Looking Back: DesignThinkers 2003 Branding with Pylon Design
We caught up with Scott Christie RGD, Creative Director & Partner at BLVD Agency Inc. (previously Founder/Partner at Pylon), to reflect back on Pylon's branding for DesignThinkers 2003.
What did taking on the DesignThinkers conference branding mean to you and your team at the time?
Terrifying, exciting, oh my god yes, we’ll do it. Oh, shit now what, how are we going to do the best idea yet? These are the thoughts that went through my head following the call from RGD asking if we’d like to design their 2003 conference marketing materials.
How could we say no! We were following in the footsteps of people and studios we admired, people who had done some terrific ideas before us. Vanessa’s telegraph wires come to mind (DT 2002 branding by Blok Design)—I absolutely loved that idea and approach. We felt this project would put us on the map, not only would our local peers recognize we were selected, but the international guests and the speakers themselves would see and come in contact with our contribution. Pylon would be a known name.
So… back to… crap, now what? How the hell are we going to come up with a great idea for ‘innovation’ of all things! ‘Think Innovation’ was the theme of that year's Design Thinkers conference.
Explain your concept and how you and your team got there?

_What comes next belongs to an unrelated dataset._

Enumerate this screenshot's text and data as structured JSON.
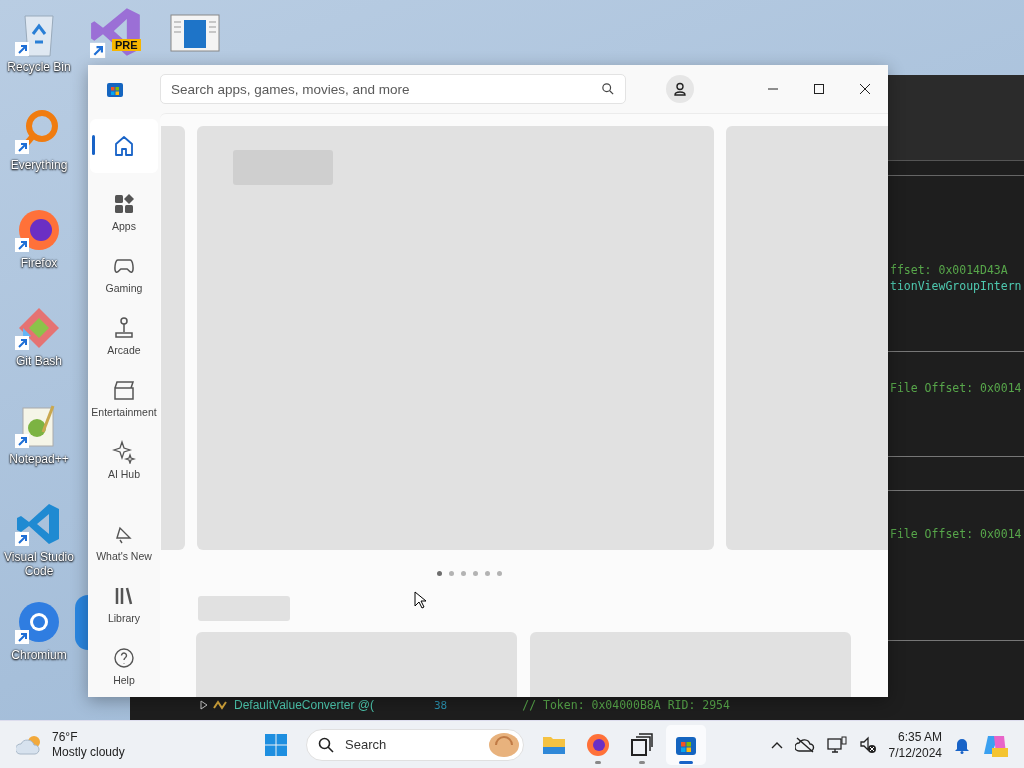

The big idea was Einstein. Represent every speaker at the conference as Einstein and, in turn, enable attendees to be Einstein for a day or two. Using Einstein's photographic image in place of the speaker's image would be odd, it would make you look twice, make the show memorable. Imagine it, Paula Scher, Simon Waterfall, Dr. John Kao - to name a few - all represented in the marketing materials as a version of Einstein instead of themselves. Why not? He is considered the most universally recognized innovative figure of our time, and a genius to boot. It also worked nicely with the brand colours of RGD, which was another request: “make it unmistakably RGD branded.”
Like all projects that came into the studio—the best idea wins. I don’t entirely recall the ideas presented, but you can be sure there were plenty of light bulbs, glowing boxes, even a sponge (absorb the knowledge) etc. Something had to be done. I recall going to Starbucks for 5 hours and immersing myself in the challenge. When I had my ah-ha moment, the first thing I did was call my confidant Dom (Dominic Ayre) to see if it worked. I think it was George Lois that said: “If you can’t explain your idea over the phone you ain’t got nothing.” Or was it Bob Gill?
What was your biggest challenge being the Design Partner for DesignThinkers?
Working with Hilary and RGD was easy; they are lovely people. The real challenge was getting the rights to use Einstein’s image. In 2003 he had only been dead 48 years, which meant you needed the Estate to grant permission to use any reproducible version of him. I think 50 years was the cut off at the time. Stubborn as I am, I got to work writing and calling the people in charge - the people who could have killed the idea and did initially. I’m a little fuzzy on the details, but I think either RGD or Pylon or maybe both of us split paying a usage fee.
How did it feel to present your work to a bunch of designers? And then see your work live during the event and witness people's reactions to it?
The conference back in 2003 was still relatively new, there wasn’t a budget or even space to print lavish banners, bags or t-shirts. We were given one ad placement in Applied Arts, attendee name badges, the show booklet and some directional signage - that was about it. Nevertheless the whole team at Pylon was proud of our contribution; it was a big deal for what it was.
What are you most proud of from your own experience? Is there anything you would have done differently?
Looking back through the lens of today, I wish we did have more platforms to promote the idea across. Hell, social media didn’t even exist, but t-shirts, buttons, face masks and large cut-outs could have been a lot of fun, and they would have provided vehicles for expansion of the idea. I bet every designer thinks this in retrospect. It was just such a great experience to see it in the public domain and have my peers use, earmark and scribble on the booklet, use the name tags etc. A sea of Einstein’s all in one location - what more could I ask for.
What has been your favourite DesignThinkers branding, besides your own, and why?
Besides Blok’s communication wires, I believe Zulu Alpha Kilo's Speak the Truth was a good idea, and of course, I recall the B-movie marketing that Dominic from Hambly & Woolley spent hours and hours creating hand drawn fonts for.
Stay tuned for more insights into DesignThinkers branding from the past 20 years.